▶ **DIRECTIONS FOR THIS TASK**
Reading the records beneath this task, work out how many lines contain the word "function" and reply with only that number.

Records from a collection
---+---

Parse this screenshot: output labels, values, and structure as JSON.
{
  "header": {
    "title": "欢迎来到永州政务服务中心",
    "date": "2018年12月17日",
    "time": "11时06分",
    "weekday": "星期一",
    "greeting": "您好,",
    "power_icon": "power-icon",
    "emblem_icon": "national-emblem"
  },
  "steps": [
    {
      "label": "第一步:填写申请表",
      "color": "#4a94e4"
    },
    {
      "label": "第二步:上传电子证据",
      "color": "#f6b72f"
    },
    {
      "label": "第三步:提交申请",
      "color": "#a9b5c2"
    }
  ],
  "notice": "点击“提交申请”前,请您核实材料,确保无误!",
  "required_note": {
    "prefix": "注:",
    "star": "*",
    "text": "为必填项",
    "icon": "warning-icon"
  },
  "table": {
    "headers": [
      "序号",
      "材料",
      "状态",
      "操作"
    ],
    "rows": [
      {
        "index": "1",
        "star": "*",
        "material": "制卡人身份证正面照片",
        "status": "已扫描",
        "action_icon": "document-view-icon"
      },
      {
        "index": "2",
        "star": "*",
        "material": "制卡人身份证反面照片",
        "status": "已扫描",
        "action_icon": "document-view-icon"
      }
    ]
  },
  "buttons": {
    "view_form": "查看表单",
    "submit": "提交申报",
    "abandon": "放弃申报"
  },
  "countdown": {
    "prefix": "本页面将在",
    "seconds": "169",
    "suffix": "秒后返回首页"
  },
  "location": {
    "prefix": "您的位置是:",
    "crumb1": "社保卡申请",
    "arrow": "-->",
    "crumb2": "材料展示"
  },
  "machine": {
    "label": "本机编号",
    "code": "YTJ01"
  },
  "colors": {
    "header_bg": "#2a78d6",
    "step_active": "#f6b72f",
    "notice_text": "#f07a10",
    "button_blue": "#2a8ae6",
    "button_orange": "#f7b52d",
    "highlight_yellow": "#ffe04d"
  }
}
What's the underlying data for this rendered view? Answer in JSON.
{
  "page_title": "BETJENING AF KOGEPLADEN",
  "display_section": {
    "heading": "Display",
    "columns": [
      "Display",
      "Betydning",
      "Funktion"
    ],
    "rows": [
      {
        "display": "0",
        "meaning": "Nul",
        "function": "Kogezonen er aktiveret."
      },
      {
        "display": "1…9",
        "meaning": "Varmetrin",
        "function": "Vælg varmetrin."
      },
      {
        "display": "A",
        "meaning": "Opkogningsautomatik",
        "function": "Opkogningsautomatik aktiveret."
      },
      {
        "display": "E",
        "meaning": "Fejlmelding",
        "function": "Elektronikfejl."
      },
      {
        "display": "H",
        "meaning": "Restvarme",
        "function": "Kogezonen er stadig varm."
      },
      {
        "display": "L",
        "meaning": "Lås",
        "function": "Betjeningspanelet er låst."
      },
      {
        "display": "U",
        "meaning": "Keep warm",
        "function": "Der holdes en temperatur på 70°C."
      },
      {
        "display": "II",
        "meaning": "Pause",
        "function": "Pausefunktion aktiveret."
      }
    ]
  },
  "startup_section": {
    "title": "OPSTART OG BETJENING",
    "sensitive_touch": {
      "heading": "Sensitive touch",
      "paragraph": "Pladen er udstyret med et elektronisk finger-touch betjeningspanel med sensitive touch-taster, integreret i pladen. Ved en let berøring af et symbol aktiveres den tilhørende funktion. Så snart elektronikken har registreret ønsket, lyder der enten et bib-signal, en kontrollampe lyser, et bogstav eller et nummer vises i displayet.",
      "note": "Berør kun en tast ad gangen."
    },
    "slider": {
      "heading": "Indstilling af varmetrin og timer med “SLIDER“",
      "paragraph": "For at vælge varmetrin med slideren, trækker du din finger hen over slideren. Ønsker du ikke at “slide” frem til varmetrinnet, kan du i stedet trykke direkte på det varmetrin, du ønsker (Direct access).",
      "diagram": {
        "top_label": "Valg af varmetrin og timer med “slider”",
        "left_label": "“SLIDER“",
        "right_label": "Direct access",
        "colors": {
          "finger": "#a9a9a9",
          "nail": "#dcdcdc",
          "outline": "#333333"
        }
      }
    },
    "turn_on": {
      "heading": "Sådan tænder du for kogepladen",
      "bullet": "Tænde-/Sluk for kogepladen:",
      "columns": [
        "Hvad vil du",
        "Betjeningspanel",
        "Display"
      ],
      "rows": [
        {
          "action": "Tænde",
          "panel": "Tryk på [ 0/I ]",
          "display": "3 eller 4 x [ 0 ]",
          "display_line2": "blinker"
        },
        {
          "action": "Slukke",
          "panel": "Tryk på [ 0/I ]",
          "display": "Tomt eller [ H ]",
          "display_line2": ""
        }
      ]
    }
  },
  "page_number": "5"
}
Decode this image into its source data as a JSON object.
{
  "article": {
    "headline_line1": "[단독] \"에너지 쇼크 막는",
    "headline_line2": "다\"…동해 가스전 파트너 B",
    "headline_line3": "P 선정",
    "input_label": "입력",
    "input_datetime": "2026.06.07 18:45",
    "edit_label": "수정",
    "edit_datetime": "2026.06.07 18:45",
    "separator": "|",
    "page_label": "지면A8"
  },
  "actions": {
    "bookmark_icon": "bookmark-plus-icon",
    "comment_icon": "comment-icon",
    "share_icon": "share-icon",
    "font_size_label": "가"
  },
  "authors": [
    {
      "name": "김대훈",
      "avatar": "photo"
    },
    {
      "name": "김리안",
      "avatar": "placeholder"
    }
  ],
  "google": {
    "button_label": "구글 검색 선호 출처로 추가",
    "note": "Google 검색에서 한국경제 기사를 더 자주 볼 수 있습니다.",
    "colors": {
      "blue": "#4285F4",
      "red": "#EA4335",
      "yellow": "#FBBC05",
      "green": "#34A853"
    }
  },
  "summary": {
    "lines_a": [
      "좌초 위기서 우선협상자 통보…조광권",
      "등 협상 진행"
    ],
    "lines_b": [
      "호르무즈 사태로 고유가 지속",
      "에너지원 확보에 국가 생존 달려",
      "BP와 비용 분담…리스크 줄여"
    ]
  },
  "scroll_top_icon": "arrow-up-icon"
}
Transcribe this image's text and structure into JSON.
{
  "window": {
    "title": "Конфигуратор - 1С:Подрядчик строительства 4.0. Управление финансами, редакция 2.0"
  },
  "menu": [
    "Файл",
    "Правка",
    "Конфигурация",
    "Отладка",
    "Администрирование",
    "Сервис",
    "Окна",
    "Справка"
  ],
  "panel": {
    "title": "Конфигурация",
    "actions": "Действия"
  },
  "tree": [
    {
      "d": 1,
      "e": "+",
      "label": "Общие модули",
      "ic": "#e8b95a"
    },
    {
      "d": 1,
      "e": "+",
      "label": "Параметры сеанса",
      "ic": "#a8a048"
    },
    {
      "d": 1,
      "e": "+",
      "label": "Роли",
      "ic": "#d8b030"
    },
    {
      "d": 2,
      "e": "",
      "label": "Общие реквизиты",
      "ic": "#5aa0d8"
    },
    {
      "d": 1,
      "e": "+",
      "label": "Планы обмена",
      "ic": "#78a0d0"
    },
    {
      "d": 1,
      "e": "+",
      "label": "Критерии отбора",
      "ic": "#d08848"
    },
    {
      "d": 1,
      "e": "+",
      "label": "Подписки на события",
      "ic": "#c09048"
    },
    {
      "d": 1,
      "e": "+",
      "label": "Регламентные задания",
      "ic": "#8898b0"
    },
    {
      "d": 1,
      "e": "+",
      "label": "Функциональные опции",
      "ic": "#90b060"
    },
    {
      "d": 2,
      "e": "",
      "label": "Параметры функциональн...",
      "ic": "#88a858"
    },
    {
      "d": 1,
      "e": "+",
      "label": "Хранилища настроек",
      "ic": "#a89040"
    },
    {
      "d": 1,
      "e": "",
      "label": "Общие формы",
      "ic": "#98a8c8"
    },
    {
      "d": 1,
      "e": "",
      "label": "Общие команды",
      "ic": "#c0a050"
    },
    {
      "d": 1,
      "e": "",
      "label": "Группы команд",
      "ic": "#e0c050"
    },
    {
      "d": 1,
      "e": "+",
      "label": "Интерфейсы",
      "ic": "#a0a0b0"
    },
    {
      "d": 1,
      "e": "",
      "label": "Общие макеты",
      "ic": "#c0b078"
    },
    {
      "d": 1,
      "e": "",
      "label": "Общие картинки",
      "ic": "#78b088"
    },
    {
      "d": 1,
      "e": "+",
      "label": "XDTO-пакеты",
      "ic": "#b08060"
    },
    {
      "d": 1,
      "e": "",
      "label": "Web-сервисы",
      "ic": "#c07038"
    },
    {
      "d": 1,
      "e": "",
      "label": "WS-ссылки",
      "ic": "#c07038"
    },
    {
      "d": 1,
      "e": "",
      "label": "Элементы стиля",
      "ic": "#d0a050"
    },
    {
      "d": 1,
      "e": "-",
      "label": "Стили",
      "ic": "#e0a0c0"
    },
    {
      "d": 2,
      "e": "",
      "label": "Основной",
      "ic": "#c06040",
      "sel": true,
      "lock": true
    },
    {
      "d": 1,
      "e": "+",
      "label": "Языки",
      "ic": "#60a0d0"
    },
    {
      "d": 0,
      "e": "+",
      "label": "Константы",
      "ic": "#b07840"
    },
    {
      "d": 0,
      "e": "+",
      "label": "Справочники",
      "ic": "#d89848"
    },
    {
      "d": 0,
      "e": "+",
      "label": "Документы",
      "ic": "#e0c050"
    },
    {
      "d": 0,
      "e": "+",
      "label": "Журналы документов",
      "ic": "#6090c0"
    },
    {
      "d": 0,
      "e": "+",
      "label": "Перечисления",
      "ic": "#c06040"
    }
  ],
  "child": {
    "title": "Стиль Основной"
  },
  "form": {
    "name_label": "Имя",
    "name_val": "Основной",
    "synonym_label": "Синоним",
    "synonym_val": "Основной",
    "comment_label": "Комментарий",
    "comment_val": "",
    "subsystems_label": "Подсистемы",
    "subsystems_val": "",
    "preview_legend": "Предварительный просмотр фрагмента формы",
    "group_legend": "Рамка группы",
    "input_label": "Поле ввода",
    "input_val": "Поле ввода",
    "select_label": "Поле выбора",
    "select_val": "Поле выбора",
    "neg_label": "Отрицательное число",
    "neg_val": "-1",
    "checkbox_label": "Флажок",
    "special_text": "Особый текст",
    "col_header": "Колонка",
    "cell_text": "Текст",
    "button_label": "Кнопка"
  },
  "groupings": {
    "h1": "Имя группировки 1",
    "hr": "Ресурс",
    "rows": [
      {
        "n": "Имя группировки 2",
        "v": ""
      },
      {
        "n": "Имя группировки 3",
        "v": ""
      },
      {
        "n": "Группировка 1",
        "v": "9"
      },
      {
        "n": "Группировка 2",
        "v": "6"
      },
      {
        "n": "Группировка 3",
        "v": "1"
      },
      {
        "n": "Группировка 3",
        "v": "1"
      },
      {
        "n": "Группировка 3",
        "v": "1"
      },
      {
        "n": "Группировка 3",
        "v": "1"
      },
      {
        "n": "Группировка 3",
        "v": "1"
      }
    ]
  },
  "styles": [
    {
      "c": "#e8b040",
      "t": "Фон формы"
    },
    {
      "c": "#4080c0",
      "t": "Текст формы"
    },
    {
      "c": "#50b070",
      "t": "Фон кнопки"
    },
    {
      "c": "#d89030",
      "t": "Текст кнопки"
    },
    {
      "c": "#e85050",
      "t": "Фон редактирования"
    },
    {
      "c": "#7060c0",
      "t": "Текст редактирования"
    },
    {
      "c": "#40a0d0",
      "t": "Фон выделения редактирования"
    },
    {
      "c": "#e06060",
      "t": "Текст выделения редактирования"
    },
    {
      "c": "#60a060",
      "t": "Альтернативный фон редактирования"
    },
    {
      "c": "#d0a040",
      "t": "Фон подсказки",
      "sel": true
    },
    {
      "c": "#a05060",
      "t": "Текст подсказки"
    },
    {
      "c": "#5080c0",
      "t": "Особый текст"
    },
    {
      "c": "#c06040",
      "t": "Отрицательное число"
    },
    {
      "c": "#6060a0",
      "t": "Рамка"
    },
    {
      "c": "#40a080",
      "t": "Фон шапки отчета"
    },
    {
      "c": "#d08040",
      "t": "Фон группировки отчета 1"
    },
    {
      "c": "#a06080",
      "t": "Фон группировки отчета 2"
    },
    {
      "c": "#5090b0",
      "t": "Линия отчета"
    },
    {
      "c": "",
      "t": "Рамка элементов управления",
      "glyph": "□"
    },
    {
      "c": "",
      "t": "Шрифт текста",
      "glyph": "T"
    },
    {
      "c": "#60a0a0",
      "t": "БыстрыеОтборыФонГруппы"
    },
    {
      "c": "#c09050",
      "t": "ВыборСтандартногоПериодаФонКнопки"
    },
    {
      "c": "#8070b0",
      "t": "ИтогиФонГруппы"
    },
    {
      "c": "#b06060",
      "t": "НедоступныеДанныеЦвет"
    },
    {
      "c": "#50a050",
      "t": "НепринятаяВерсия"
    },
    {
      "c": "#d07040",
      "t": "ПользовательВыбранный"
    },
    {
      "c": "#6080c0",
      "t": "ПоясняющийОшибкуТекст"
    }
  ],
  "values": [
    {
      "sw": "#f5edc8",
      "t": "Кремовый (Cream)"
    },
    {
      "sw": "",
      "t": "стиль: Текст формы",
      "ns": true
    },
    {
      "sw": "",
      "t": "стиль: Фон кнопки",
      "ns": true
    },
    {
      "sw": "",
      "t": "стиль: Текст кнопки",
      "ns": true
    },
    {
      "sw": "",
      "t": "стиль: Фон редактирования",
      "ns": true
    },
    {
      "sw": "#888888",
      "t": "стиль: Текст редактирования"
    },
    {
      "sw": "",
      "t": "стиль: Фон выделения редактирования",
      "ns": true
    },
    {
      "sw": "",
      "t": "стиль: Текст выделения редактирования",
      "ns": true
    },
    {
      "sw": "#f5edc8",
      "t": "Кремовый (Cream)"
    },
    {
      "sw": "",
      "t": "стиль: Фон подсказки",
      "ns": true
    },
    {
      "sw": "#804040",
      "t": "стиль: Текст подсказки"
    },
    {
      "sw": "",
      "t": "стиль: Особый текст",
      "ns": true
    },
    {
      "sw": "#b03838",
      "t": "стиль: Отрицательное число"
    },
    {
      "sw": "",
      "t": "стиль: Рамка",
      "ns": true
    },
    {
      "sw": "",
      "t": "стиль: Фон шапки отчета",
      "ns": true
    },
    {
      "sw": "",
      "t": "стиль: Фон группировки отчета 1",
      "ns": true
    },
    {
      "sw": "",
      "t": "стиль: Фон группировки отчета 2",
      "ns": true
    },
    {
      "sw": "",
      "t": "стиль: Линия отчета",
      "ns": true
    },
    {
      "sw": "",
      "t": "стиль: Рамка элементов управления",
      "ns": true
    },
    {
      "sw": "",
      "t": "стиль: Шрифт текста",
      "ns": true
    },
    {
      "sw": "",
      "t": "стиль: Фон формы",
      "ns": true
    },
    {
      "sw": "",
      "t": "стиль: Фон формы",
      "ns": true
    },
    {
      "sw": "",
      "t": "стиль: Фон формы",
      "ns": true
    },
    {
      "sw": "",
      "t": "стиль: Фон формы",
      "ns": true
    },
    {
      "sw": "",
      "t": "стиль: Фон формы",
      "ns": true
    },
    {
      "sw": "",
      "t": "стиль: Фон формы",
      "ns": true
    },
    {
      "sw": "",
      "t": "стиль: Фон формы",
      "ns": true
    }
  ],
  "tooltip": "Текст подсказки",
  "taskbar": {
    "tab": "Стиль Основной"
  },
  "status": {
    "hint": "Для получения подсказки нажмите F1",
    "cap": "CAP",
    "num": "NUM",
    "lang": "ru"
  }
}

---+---

▶ **FINAL ANSWER**
8